[Items from an interface collection]
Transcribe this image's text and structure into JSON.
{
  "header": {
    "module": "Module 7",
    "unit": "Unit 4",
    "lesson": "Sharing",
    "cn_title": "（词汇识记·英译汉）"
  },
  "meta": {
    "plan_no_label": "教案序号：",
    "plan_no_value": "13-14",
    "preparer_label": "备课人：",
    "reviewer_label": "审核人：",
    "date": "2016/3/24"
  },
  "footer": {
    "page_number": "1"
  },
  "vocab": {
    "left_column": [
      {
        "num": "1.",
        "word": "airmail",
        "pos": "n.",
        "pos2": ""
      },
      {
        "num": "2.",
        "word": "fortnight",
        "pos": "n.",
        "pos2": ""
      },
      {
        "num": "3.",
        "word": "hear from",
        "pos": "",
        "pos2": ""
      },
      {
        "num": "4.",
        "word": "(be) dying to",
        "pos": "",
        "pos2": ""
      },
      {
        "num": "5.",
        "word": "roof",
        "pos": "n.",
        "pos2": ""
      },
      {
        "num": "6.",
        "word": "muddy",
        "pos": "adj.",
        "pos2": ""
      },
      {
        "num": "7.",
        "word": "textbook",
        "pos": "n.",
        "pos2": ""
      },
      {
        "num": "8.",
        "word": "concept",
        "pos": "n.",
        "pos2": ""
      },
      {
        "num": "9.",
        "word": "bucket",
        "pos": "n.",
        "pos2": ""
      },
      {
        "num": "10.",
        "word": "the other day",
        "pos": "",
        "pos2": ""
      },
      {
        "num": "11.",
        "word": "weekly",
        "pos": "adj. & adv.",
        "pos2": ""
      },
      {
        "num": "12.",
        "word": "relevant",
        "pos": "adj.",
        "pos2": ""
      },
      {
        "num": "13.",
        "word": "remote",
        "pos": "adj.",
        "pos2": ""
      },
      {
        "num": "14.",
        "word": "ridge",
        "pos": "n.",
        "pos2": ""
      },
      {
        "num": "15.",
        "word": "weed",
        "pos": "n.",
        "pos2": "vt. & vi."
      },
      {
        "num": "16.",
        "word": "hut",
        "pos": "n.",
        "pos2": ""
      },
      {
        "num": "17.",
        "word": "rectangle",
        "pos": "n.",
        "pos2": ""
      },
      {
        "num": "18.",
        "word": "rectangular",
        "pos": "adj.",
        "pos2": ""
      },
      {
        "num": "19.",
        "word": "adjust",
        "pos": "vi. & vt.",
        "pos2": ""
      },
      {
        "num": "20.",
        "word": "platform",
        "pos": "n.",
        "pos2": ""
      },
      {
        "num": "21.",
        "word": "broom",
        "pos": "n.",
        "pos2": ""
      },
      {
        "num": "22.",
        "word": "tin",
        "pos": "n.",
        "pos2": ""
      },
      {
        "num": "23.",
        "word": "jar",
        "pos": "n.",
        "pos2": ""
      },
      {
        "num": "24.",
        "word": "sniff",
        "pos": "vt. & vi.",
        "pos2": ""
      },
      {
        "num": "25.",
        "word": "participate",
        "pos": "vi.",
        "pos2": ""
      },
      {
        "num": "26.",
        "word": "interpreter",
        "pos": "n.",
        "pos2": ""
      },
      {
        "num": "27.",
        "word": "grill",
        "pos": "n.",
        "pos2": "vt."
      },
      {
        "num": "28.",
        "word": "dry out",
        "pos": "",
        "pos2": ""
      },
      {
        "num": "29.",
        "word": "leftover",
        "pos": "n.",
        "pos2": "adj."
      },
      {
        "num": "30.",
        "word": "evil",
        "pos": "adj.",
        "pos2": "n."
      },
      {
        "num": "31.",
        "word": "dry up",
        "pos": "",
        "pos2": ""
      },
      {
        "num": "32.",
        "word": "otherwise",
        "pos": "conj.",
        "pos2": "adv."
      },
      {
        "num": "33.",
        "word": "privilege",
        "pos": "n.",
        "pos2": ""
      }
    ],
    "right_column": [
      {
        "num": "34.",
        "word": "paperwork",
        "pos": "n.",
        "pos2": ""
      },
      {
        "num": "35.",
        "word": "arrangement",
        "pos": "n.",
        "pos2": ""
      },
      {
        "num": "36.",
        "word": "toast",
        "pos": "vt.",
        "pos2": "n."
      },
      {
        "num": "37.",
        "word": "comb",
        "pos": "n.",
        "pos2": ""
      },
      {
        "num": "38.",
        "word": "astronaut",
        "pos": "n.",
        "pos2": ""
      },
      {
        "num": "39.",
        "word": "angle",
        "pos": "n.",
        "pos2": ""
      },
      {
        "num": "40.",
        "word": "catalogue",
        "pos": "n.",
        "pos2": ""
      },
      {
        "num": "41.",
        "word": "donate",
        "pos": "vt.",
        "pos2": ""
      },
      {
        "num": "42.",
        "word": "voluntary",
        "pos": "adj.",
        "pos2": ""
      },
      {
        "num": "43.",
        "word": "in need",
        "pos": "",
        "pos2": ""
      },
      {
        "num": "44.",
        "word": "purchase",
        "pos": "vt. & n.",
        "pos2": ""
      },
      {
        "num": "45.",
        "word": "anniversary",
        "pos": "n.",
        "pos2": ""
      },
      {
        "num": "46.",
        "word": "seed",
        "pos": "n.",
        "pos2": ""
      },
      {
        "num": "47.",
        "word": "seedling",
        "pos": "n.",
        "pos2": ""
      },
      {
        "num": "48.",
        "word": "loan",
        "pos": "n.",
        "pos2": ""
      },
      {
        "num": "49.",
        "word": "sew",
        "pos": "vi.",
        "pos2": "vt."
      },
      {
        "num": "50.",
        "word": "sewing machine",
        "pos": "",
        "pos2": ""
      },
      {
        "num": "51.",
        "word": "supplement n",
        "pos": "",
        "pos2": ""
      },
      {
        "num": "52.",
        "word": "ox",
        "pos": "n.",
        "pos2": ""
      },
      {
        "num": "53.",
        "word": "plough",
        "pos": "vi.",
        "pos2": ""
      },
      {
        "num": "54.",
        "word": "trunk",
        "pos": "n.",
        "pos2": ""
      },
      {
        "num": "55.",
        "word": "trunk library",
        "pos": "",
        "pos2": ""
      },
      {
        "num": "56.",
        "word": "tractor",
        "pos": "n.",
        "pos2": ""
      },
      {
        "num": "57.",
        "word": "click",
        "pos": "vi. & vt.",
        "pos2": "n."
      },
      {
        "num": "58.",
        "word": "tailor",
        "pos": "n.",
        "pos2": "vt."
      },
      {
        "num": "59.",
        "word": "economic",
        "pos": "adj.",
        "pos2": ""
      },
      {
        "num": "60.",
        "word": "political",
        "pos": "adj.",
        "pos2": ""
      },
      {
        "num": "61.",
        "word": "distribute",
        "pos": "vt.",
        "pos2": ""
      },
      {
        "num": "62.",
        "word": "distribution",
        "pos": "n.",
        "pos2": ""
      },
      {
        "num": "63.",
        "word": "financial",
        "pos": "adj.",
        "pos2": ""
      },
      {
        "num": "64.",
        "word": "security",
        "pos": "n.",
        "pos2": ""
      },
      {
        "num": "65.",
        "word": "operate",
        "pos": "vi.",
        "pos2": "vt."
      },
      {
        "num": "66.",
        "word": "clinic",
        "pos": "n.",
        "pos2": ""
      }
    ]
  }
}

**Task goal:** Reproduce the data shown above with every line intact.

**Exercise answer:**
Transcribe this image's text and structure into JSON.
{
  "header": {
    "module": "Module 7",
    "unit": "Unit 4",
    "lesson": "Sharing",
    "cn_title": "（词汇识记·英译汉）"
  },
  "meta": {
    "plan_no_label": "教案序号：",
    "plan_no_value": "13-14",
    "preparer_label": "备课人：",
    "reviewer_label": "审核人：",
    "date": "2016/3/24"
  },
  "footer": {
    "page_number": "1"
  },
  "vocab": {
    "left_column": [
      {
        "num": "1.",
        "word": "airmail",
        "pos": "n.",
        "pos2": ""
      },
      {
        "num": "2.",
        "word": "fortnight",
        "pos": "n.",
        "pos2": ""
      },
      {
        "num": "3.",
        "word": "hear from",
        "pos": "",
        "pos2": ""
      },
      {
        "num": "4.",
        "word": "(be) dying to",
        "pos": "",
        "pos2": ""
      },
      {
        "num": "5.",
        "word": "roof",
        "pos": "n.",
        "pos2": ""
      },
      {
        "num": "6.",
        "word": "muddy",
        "pos": "adj.",
        "pos2": ""
      },
      {
        "num": "7.",
        "word": "textbook",
        "pos": "n.",
        "pos2": ""
      },
      {
        "num": "8.",
        "word": "concept",
        "pos": "n.",
        "pos2": ""
      },
      {
        "num": "9.",
        "word": "bucket",
        "pos": "n.",
        "pos2": ""
      },
      {
        "num": "10.",
        "word": "the other day",
        "pos": "",
        "pos2": ""
      },
      {
        "num": "11.",
        "word": "weekly",
        "pos": "adj. & adv.",
        "pos2": ""
      },
      {
        "num": "12.",
        "word": "relevant",
        "pos": "adj.",
        "pos2": ""
      },
      {
        "num": "13.",
        "word": "remote",
        "pos": "adj.",
        "pos2": ""
      },
      {
        "num": "14.",
        "word": "ridge",
        "pos": "n.",
        "pos2": ""
      },
      {
        "num": "15.",
        "word": "weed",
        "pos": "n.",
        "pos2": "vt. & vi."
      },
      {
        "num": "16.",
        "word": "hut",
        "pos": "n.",
        "pos2": ""
      },
      {
        "num": "17.",
        "word": "rectangle",
        "pos": "n.",
        "pos2": ""
      },
      {
        "num": "18.",
        "word": "rectangular",
        "pos": "adj.",
        "pos2": ""
      },
      {
        "num": "19.",
        "word": "adjust",
        "pos": "vi. & vt.",
        "pos2": ""
      },
      {
        "num": "20.",
        "word": "platform",
        "pos": "n.",
        "pos2": ""
      },
      {
        "num": "21.",
        "word": "broom",
        "pos": "n.",
        "pos2": ""
      },
      {
        "num": "22.",
        "word": "tin",
        "pos": "n.",
        "pos2": ""
      },
      {
        "num": "23.",
        "word": "jar",
        "pos": "n.",
        "pos2": ""
      },
      {
        "num": "24.",
        "word": "sniff",
        "pos": "vt. & vi.",
        "pos2": ""
      },
      {
        "num": "25.",
        "word": "participate",
        "pos": "vi.",
        "pos2": ""
      },
      {
        "num": "26.",
        "word": "interpreter",
        "pos": "n.",
        "pos2": ""
      },
      {
        "num": "27.",
        "word": "grill",
        "pos": "n.",
        "pos2": "vt."
      },
      {
        "num": "28.",
        "word": "dry out",
        "pos": "",
        "pos2": ""
      },
      {
        "num": "29.",
        "word": "leftover",
        "pos": "n.",
        "pos2": "adj."
      },
      {
        "num": "30.",
        "word": "evil",
        "pos": "adj.",
        "pos2": "n."
      },
      {
        "num": "31.",
        "word": "dry up",
        "pos": "",
        "pos2": ""
      },
      {
        "num": "32.",
        "word": "otherwise",
        "pos": "conj.",
        "pos2": "adv."
      },
      {
        "num": "33.",
        "word": "privilege",
        "pos": "n.",
        "pos2": ""
      }
    ],
    "right_column": [
      {
        "num": "34.",
        "word": "paperwork",
        "pos": "n.",
        "pos2": ""
      },
      {
        "num": "35.",
        "word": "arrangement",
        "pos": "n.",
        "pos2": ""
      },
      {
        "num": "36.",
        "word": "toast",
        "pos": "vt.",
        "pos2": "n."
      },
      {
        "num": "37.",
        "word": "comb",
        "pos": "n.",
        "pos2": ""
      },
      {
        "num": "38.",
        "word": "astronaut",
        "pos": "n.",
        "pos2": ""
      },
      {
        "num": "39.",
        "word": "angle",
        "pos": "n.",
        "pos2": ""
      },
      {
        "num": "40.",
        "word": "catalogue",
        "pos": "n.",
        "pos2": ""
      },
      {
        "num": "41.",
        "word": "donate",
        "pos": "vt.",
        "pos2": ""
      },
      {
        "num": "42.",
        "word": "voluntary",
        "pos": "adj.",
        "pos2": ""
      },
      {
        "num": "43.",
        "word": "in need",
        "pos": "",
        "pos2": ""
      },
      {
        "num": "44.",
        "word": "purchase",
        "pos": "vt. & n.",
        "pos2": ""
      },
      {
        "num": "45.",
        "word": "anniversary",
        "pos": "n.",
        "pos2": ""
      },
      {
        "num": "46.",
        "word": "seed",
        "pos": "n.",
        "pos2": ""
      },
      {
        "num": "47.",
        "word": "seedling",
        "pos": "n.",
        "pos2": ""
      },
      {
        "num": "48.",
        "word": "loan",
        "pos": "n.",
        "pos2": ""
      },
      {
        "num": "49.",
        "word": "sew",
        "pos": "vi.",
        "pos2": "vt."
      },
      {
        "num": "50.",
        "word": "sewing machine",
        "pos": "",
        "pos2": ""
      },
      {
        "num": "51.",
        "word": "supplement n",
        "pos": "",
        "pos2": ""
      },
      {
        "num": "52.",
        "word": "ox",
        "pos": "n.",
        "pos2": ""
      },
      {
        "num": "53.",
        "word": "plough",
        "pos": "vi.",
        "pos2": ""
      },
      {
        "num": "54.",
        "word": "trunk",
        "pos": "n.",
        "pos2": ""
      },
      {
        "num": "55.",
        "word": "trunk library",
        "pos": "",
        "pos2": ""
      },
      {
        "num": "56.",
        "word": "tractor",
        "pos": "n.",
        "pos2": ""
      },
      {
        "num": "57.",
        "word": "click",
        "pos": "vi. & vt.",
        "pos2": "n."
      },
      {
        "num": "58.",
        "word": "tailor",
        "pos": "n.",
        "pos2": "vt."
      },
      {
        "num": "59.",
        "word": "economic",
        "pos": "adj.",
        "pos2": ""
      },
      {
        "num": "60.",
        "word": "political",
        "pos": "adj.",
        "pos2": ""
      },
      {
        "num": "61.",
        "word": "distribute",
        "pos": "vt.",
        "pos2": ""
      },
      {
        "num": "62.",
        "word": "distribution",
        "pos": "n.",
        "pos2": ""
      },
      {
        "num": "63.",
        "word": "financial",
        "pos": "adj.",
        "pos2": ""
      },
      {
        "num": "64.",
        "word": "security",
        "pos": "n.",
        "pos2": ""
      },
      {
        "num": "65.",
        "word": "operate",
        "pos": "vi.",
        "pos2": "vt."
      },
      {
        "num": "66.",
        "word": "clinic",
        "pos": "n.",
        "pos2": ""
      }
    ]
  }
}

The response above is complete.